McCain's character, style make Congress stronger
Add our voice to the flood of hope-filled and heart-felt expressions of support that continues to rush westward to Arizona’s senior U.S. Sen. John McCain, diagnosed this week with glioblastoma, an aggressive brain tumor.
U.S. Sen. Sherrod Brown, a progressive Democrat from Cleveland, wrote, “John has more fight in him than anyone I know, and I look forward to having him back in the Senate soon. Connie [his wife] and I are thinking of John and his family as we wish him a full recovery.”
Likewise, U.S. Sen. Rob Portman, a conservative Republican from the Cincinnati area, also publicly wished McCain well: “Jane & I are sending our love and prayers to @SenJohnMcCain & Cindy [McCain’s wife] tonight. We know he will prevail in this fight.”
The nearly identical respect and admiration shown by Brown and Portman toward McCain, the Grand Old Party’s 2008 presidential nominee, serve as an apt microcosm of the broad-based nationwide outpouring of respect and sincere good wishes for the senator and his family at this most difficult time.
The otherwise hearty 80-year-old was hospitalized July 14 for treatment of a blood clot. During that treatment, doctors detected the brain cancer and performed emergency surgery to successfully remove it. But McCain is far from out of the woods.

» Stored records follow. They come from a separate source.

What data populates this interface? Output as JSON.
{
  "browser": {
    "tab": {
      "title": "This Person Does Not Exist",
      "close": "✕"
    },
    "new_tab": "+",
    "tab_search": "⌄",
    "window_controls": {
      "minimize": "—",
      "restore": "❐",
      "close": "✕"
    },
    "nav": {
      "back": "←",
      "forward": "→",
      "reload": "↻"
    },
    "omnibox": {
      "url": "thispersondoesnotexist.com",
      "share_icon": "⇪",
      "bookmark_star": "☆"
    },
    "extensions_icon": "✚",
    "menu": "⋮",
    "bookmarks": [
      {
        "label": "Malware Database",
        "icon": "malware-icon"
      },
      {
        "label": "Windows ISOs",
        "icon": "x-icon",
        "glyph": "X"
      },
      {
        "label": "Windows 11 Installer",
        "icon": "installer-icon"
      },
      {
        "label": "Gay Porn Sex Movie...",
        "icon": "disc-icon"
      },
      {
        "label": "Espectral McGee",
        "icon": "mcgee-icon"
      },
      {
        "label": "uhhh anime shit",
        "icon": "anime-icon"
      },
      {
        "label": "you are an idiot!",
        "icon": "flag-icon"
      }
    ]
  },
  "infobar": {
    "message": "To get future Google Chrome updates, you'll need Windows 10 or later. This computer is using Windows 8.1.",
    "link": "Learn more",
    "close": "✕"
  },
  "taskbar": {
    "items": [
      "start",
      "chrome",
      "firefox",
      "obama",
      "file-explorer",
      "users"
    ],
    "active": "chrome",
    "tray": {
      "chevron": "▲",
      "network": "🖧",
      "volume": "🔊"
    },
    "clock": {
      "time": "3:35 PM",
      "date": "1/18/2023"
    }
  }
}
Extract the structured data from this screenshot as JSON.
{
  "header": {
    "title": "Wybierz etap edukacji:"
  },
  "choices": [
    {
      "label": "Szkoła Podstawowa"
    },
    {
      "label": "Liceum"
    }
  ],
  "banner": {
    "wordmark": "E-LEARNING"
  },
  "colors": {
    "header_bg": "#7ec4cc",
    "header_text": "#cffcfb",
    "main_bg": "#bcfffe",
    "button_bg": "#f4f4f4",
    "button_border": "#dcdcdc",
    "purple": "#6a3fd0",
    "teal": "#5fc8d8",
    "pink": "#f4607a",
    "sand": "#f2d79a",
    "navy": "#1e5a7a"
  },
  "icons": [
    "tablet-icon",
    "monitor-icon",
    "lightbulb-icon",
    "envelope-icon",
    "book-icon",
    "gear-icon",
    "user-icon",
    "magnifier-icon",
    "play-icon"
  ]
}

That ruthless and unforgiving brain cancer oftentimes returns, as it did in 2009 with U.S. Sen. Ted Kennedy and in 2015 with Beau Biden, son of former Vice President Joe Biden, before ultimately taking their lives.
Yet in the true indomitable McCain spirit, the senator will have none of any doomsday talk. In a Twitter posting on Thursday, in fact, he warned his fellow members of the upper chamber of Congress: “I greatly appreciate the outpouring of support – unfortunately for my sparring partners in Congress, I’ll be back soon, so stand-by!”
That in-your-face retort typifies McCain’s firebrand demeanor of fighting tooth and nail for something he believes in. It complements his other productive qualities of maturity, cooperation and resilience.
Sadly, those critical prerequisites for successful statesmanship have been sorely lacking in recent years from Congress and the entire Washington power structure. The sooner McCain recovers sufficiently to return to Capitol Hill, the sooner his status as a role model for true bipartisanship and patriotism can resume.
Take his maturity. Unlike many of his colleagues on both sides of the political aisle, McCain rarely stoops to ad hominem attacks and juvenile name-calling. When he disagrees – and he disagrees often – with Democrats and those of his own party, he generally does so with logic, reason and civilized discourse. His numerous biting criticisms of President Donald J. Trump’s behavior and style serve as foremost cases in point.
That quality feeds directly into his spirit of compromise and bipartisanship. Though he will battle vociferously for causes he believes in, he also will – when appropriate for progress – sit down with opponents and forge plans based on give and take.
A RESILIENT AMERICAN HERO
Finally, take McCain’s resilience. Perhaps nothing better illustrates that trait than his grueling military service. As many recall, the former U.S. Navy aviator was shot down, seriously injured, and captured as a prisoner of war by the North Vietnamese in 1967. For the next 5 1/2 years, McCain was subjected to unrelenting torture yet refused an offer to be freed early out of fairness to his other captured comrades.
That same resilience and sense of fairness has served him and the nation well in his 34 years in the U.S. Congress.
Though we have not always agreed with the policy directions that McCain has driven, we have long respected his stature as a hero and a statesman. Even in our October 2008 endorsement of his Democrat opponent Barack Obama for president, The Vindicator offered this noteworthy concession: “John McCain has performed with distinction in military service and in Congress.”
Few could disagree that Congress today desperately needs that distinctive brand of bipartisanship and maturity to move forward. As such, we wish McCain Godspeed and look for his signature fighting spirit to once again marshal the requisite will and strength to conquer this latest adversity to cross his path.